The equities selloff had its climax on Wednesday afternoon when the S&P 500 set its low for the week as concern over the global economy, conflicting views on the timing of the next policy move by the Federal Reserve, and headlines about the Ebola virus made investors even more skittish.
One factor that could have accelerated the decline was that many U.S. companies were out of the corporate repurchase market as they headed into earnings season.
“We are now in a blackout period so companies have been precluded from conducting tactical buyback activity that has supported the equity market during sell-offs in the recent past,” said Goldman Sachs in a note earlier this week.

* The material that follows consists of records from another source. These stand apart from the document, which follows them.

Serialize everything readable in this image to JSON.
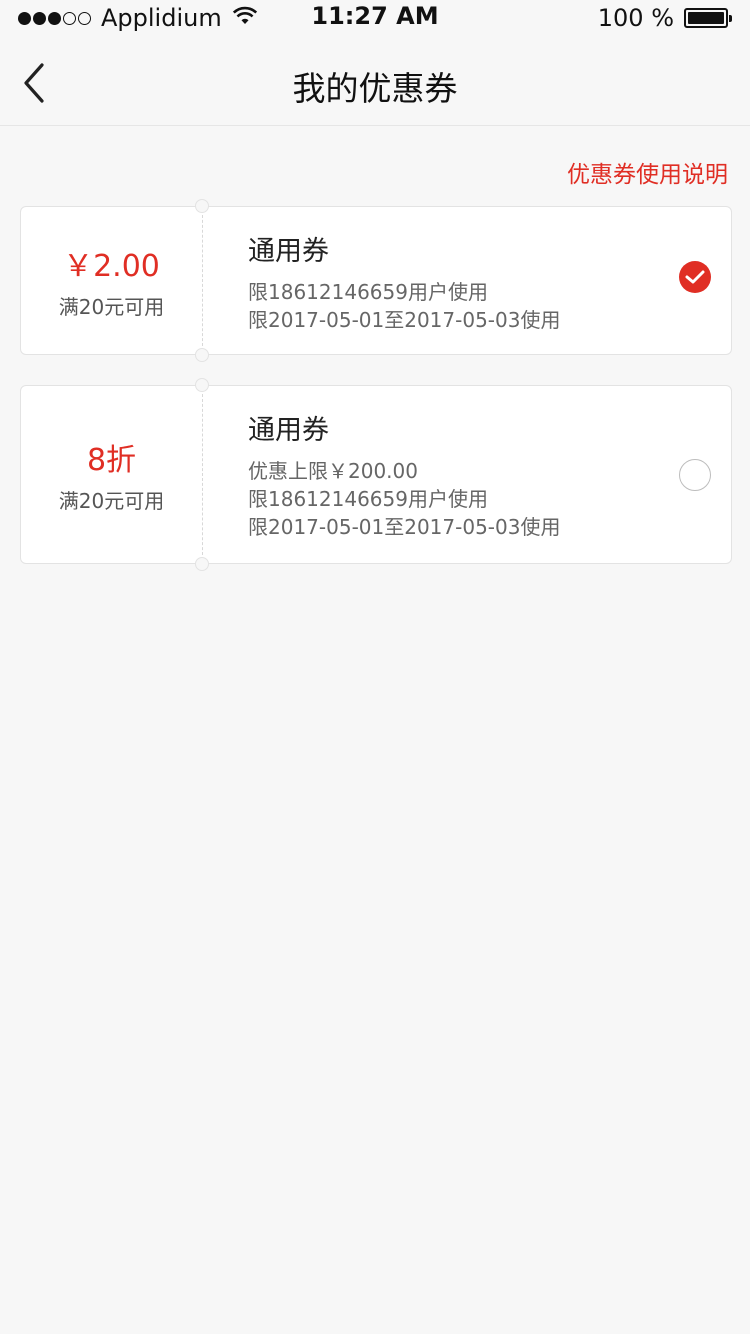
{
  "status_bar": {
    "carrier": "Applidium",
    "time": "11:27 AM",
    "battery": "100 %"
  },
  "nav": {
    "title": "我的优惠券",
    "back_icon": "chevron-left-icon"
  },
  "help_link": "优惠券使用说明",
  "accent_color": "#e02e24",
  "coupons": [
    {
      "value": "￥2.00",
      "condition": "满20元可用",
      "title": "通用券",
      "lines": [
        "限18612146659用户使用",
        "限2017-05-01至2017-05-03使用"
      ],
      "selected": true
    },
    {
      "value": "8折",
      "condition": "满20元可用",
      "title": "通用券",
      "lines": [
        "优惠上限￥200.00",
        "限18612146659用户使用",
        "限2017-05-01至2017-05-03使用"
      ],
      "selected": false
    }
  ]
}
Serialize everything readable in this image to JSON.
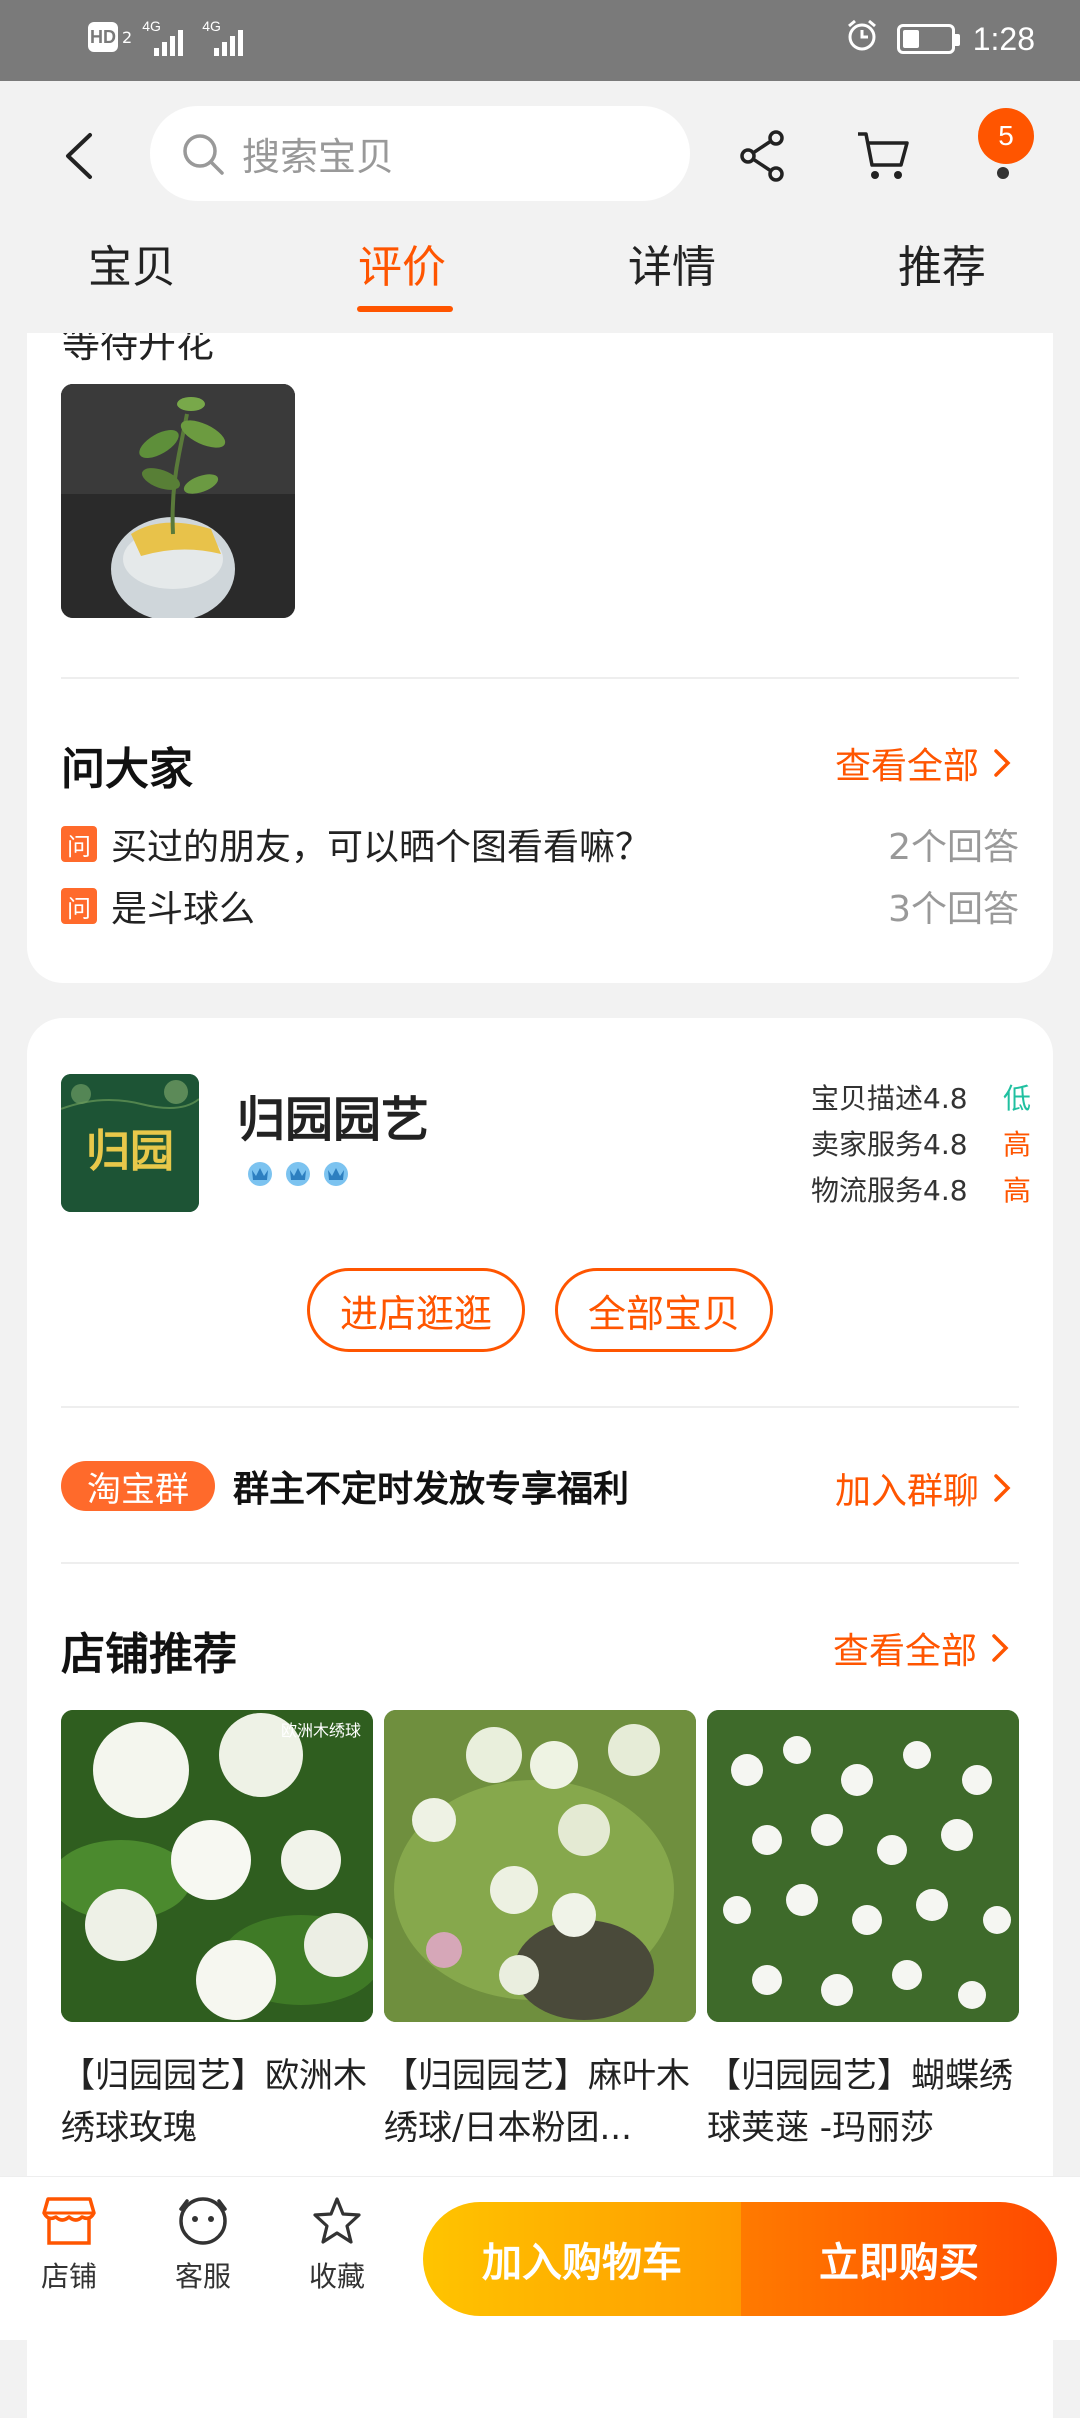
{
  "status_bar": {
    "hd": "HD",
    "hd_sub": "2",
    "net1": "4G",
    "net2": "4G",
    "time": "1:28",
    "battery_level": 0.35
  },
  "header": {
    "search_placeholder": "搜索宝贝",
    "cart_count": "5",
    "tabs": [
      {
        "label": "宝贝",
        "active": false
      },
      {
        "label": "评价",
        "active": true
      },
      {
        "label": "详情",
        "active": false
      },
      {
        "label": "推荐",
        "active": false
      }
    ]
  },
  "review": {
    "cut_text": "等待开花"
  },
  "qa": {
    "title": "问大家",
    "view_all": "查看全部",
    "icon_label": "问",
    "items": [
      {
        "question": "买过的朋友，可以晒个图看看嘛？",
        "answers": "2个回答"
      },
      {
        "question": "是斗球么",
        "answers": "3个回答"
      }
    ]
  },
  "shop": {
    "name": "归园园艺",
    "logo_text": "归园",
    "ratings": [
      {
        "label": "宝贝描述4.8",
        "level": "低"
      },
      {
        "label": "卖家服务4.8",
        "level": "高"
      },
      {
        "label": "物流服务4.8",
        "level": "高"
      }
    ],
    "enter_shop": "进店逛逛",
    "all_items": "全部宝贝",
    "group_tag": "淘宝群",
    "group_text": "群主不定时发放专享福利",
    "join_group": "加入群聊",
    "recommend_title": "店铺推荐",
    "recommend_view_all": "查看全部",
    "products": [
      {
        "name": "【归园园艺】欧洲木绣球玫瑰",
        "img_label": "欧洲木绣球"
      },
      {
        "name": "【归园园艺】麻叶木绣球/日本粉团..."
      },
      {
        "name": "【归园园艺】蝴蝶绣球荚蒾 -玛丽莎"
      }
    ]
  },
  "bottom_bar": {
    "shop": "店铺",
    "service": "客服",
    "favorite": "收藏",
    "add_cart": "加入购物车",
    "buy_now": "立即购买"
  }
}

October has been particularly quiet for buybacks by U.S. companies, with about $1.7 billion in stock repurchases announced or completed so far this month, compared with about $250 billion during the first nine months of the year, according to Thomson Reuters data.
The recent market decline could give many companies the opportunity to buy back stock at bargain prices. On Thursday, 605 New York Stock Exchange issues hit 52-week lows, the most for a single day in three years, while just 21 hit 52-week highs. The number of lows fell to 153 on Friday.
“If you truly believe your prospects are bright and you’d like to return capital to long term holders of your stock, it is an excellent time to buy back shares,” said Kim Forrest, senior equity research analyst at Fort Pitt Capital Group in Pittsburgh.
“It would seem stupid to let this opportunity pass.”
November buybacks would by no means be a novelty. Goldman Sachs data show that, in the last seven years excluding 2008, November accounted for about 14 percent of the yearly buyback activity, the most for any month. About 8 percent of buybacks happened in October during that period and 10 percent in December.
The market is entering the busiest part of earnings season, with results due from 128 S&P 500 companies, including six Dow components.
“Next week is one of the busiest we have, so that unlocks a lot of buyback programs after that’s over,” said Art Hogan, chief market strategist at Wunderlich Securities in New York.
He said the impact of those post-earnings buybacks has been consistent in the past years as “companies have been buying stock pretty aggressively.”
If buying ahead of what could be a good opportunity for companies themselves to purchase their stock is not a good enough reason, fundamentals are also on the bulls’ side.
Earnings for the S&P 500 are now forecast to have risen 6.9 percent in the third quarter, up from last Friday’s 6.5 percent estimate, while sales growth for the quarter is estimated at 3.8 percent, Thomson Reuters data showed.
Reporting by Rodrigo Campos. Editing by Andre Grenon